Once Earth II was selected, bases would be set up and an occupation force gradually brought in. On a planet similar to this, evolution probably would have produced fish and fowl, also animals which the colonists could domesticate. If not, small numbers could be brought to start such life. Fields would be cleared and earth-type crops planted. Even with giant space ships, moving most of the earth's population would be impossible. At first, probably, migration would be limited to technicians, builders, defense forces, and their families. It might take hundreds of years for Earth II to be fully occupied. Migration might be voluntary, but probably it would be restricted to younger  age-groups—except for key scientists and various experts. What would happen to the hundreds of millions necessarily left on earth? It would be impossible to move all of them underground. Perhaps some plan for gradual depopulation could be used—birth control enforced by sterilization. In this case, long before the earth freezes, or begins to roast under a blazing sun; it will in truth become a dead planet, abandoned to its fate. Fantastic as it sounded, this could well be the method of migration to an uninhabited planet. But if the selected planet were inhabited, a different plan would have to be used. The choice of such a planet might be forced on the earthlings; it might be the only one on which they could survive. Or it could be a cynically deliberate choice—the homes, industries, farms, and mineral supplies of the planet race might offer short cuts to colonization. Either way, the fate of the planets' inhabitants would depend on the character of future Man. By then, a wiser human race may have outlawed war, or they may have degenerated into scientific barbarians.

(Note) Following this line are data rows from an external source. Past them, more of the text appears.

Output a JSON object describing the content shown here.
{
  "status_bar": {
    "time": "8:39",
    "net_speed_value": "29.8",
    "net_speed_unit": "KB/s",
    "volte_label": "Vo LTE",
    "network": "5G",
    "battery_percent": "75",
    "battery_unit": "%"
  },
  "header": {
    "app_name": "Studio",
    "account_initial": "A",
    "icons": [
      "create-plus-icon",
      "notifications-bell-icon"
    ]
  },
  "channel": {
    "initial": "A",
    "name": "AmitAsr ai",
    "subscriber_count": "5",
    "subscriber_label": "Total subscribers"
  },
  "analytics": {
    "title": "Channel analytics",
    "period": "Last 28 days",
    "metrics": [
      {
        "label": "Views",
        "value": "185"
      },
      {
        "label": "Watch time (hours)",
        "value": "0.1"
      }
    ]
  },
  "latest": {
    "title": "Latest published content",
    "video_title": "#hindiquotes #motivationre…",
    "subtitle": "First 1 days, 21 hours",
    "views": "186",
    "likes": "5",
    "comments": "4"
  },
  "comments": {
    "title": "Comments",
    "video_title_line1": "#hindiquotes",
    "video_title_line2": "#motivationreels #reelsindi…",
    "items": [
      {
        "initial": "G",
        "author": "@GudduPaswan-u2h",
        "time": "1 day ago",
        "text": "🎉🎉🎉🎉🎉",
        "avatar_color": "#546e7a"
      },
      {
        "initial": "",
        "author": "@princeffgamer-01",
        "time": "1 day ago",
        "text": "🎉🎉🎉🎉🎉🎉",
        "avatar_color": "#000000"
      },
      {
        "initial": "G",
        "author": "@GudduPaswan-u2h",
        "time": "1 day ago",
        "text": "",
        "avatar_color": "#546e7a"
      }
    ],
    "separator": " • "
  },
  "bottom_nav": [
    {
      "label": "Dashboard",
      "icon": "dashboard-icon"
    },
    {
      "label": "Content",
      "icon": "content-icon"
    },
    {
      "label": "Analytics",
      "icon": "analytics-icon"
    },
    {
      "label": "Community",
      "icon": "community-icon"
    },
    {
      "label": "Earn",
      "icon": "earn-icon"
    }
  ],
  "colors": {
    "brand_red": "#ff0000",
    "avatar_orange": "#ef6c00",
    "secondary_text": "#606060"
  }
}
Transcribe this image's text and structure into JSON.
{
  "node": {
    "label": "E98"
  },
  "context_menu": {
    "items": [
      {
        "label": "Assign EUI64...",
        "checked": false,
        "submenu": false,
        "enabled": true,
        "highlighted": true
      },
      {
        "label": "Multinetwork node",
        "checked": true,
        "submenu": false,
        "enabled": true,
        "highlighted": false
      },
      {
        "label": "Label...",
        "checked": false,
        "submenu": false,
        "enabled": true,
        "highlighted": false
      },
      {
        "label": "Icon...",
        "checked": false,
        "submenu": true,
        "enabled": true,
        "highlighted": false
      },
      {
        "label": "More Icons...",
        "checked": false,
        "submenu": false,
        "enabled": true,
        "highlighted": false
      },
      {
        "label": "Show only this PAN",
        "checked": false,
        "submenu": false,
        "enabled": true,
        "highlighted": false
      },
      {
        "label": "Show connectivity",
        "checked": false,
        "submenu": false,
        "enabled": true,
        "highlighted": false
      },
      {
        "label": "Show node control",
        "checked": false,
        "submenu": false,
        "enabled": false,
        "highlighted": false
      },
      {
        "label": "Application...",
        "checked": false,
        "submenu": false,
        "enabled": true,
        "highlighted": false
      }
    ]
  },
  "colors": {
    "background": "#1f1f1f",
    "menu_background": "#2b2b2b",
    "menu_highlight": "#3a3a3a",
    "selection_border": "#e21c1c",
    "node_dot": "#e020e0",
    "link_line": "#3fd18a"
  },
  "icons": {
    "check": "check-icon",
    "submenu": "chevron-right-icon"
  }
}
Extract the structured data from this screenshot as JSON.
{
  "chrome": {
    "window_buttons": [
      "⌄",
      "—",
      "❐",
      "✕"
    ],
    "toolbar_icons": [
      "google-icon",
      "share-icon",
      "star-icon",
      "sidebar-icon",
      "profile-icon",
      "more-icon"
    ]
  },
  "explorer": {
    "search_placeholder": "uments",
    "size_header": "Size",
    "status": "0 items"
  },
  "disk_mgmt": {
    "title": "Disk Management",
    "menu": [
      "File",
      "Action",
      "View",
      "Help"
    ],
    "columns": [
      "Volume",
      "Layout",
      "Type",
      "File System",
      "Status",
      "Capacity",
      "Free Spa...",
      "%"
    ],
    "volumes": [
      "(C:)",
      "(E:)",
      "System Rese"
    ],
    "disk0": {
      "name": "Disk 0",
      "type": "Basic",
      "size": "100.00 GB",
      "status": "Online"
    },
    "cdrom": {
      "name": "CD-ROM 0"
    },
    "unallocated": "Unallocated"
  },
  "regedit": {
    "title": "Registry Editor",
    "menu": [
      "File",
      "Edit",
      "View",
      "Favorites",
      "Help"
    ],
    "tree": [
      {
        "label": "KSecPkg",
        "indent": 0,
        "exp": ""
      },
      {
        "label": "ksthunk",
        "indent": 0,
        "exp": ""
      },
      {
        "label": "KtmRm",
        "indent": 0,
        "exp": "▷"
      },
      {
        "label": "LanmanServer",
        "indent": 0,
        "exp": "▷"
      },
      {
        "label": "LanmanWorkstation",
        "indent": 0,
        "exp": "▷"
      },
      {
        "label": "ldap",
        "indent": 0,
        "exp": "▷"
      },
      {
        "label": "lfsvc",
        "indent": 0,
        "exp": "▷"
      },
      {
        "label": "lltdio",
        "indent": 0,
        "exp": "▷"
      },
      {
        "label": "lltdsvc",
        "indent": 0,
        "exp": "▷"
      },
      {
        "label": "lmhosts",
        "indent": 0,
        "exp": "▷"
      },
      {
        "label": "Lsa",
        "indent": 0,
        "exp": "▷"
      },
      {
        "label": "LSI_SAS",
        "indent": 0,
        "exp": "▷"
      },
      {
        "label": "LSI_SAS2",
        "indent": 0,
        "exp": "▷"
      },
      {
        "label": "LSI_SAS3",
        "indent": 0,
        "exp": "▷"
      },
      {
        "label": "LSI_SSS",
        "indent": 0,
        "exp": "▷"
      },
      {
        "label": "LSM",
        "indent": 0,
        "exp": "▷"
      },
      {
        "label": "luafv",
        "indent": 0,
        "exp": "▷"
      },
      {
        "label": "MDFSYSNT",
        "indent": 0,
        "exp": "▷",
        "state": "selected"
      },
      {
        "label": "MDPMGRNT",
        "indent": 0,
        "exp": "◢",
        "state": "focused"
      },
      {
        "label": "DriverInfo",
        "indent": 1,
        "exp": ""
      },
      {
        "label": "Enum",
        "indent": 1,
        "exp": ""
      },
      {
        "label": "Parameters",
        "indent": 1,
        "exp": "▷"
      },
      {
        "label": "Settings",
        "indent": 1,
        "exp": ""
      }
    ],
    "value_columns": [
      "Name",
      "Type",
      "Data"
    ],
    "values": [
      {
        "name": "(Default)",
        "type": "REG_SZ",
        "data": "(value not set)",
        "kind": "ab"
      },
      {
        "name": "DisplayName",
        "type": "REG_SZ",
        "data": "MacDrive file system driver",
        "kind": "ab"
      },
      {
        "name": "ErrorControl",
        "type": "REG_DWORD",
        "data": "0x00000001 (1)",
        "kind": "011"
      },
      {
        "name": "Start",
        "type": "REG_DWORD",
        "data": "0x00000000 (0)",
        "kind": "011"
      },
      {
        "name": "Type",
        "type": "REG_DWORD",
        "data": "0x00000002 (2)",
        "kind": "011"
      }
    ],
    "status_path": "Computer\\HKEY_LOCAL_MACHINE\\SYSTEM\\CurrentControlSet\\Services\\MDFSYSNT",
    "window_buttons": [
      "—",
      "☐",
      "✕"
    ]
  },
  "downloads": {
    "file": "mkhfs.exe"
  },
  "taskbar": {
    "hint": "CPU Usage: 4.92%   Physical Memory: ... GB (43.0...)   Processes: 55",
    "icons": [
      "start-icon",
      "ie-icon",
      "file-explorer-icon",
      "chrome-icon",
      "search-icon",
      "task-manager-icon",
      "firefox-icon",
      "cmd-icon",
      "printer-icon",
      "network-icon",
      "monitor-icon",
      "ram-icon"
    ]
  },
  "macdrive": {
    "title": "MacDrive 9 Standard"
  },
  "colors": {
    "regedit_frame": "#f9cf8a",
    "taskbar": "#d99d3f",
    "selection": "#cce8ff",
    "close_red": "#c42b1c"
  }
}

If our descendants were peaceful, they could suggest a friendly coexistence to the planet race: the earth's scientific advances might be held out as an inducement. But if future Man is a cruel materialist, he would take one of two steps:  First, he could destroy the inhabitants and take over their civilization. Second, he could conquer them, then use the captive race for forced labor. Even if the earthlings desired a peaceful occupation, it might not succeed. A race too weak to resist would be no problem, but an advanced race might fight. If the planet were the only possible choice for Earth II, our descendants would probably use force if reason failed. Once in control, they might persuade the inhabitants to cooperate in exchange for their freedom.
It is possible that the earthlings would discover a highly superior race, forcing them to renew their search for a second home. If none were found they might, in desperation, stage a sudden attack with their most deadly weapons, hoping surprise would overcome the inhabitants' defenses. Should this fail, then underground life on earth would be Man's last hope .

To the world of '53, I knew the fate of future Man would be of little interest. But Colonel Odell’s suggestion brought the exodus idea grimly down to the present. His explanation might be mere speculation, without a shred of evidence. But somewhere in the universe there were bound to be planets far older than ours. If such an aging planet were inhabited, its race—providing they traveled in space—would certainly search for a twin to their dying world.
And that twin could be the earth.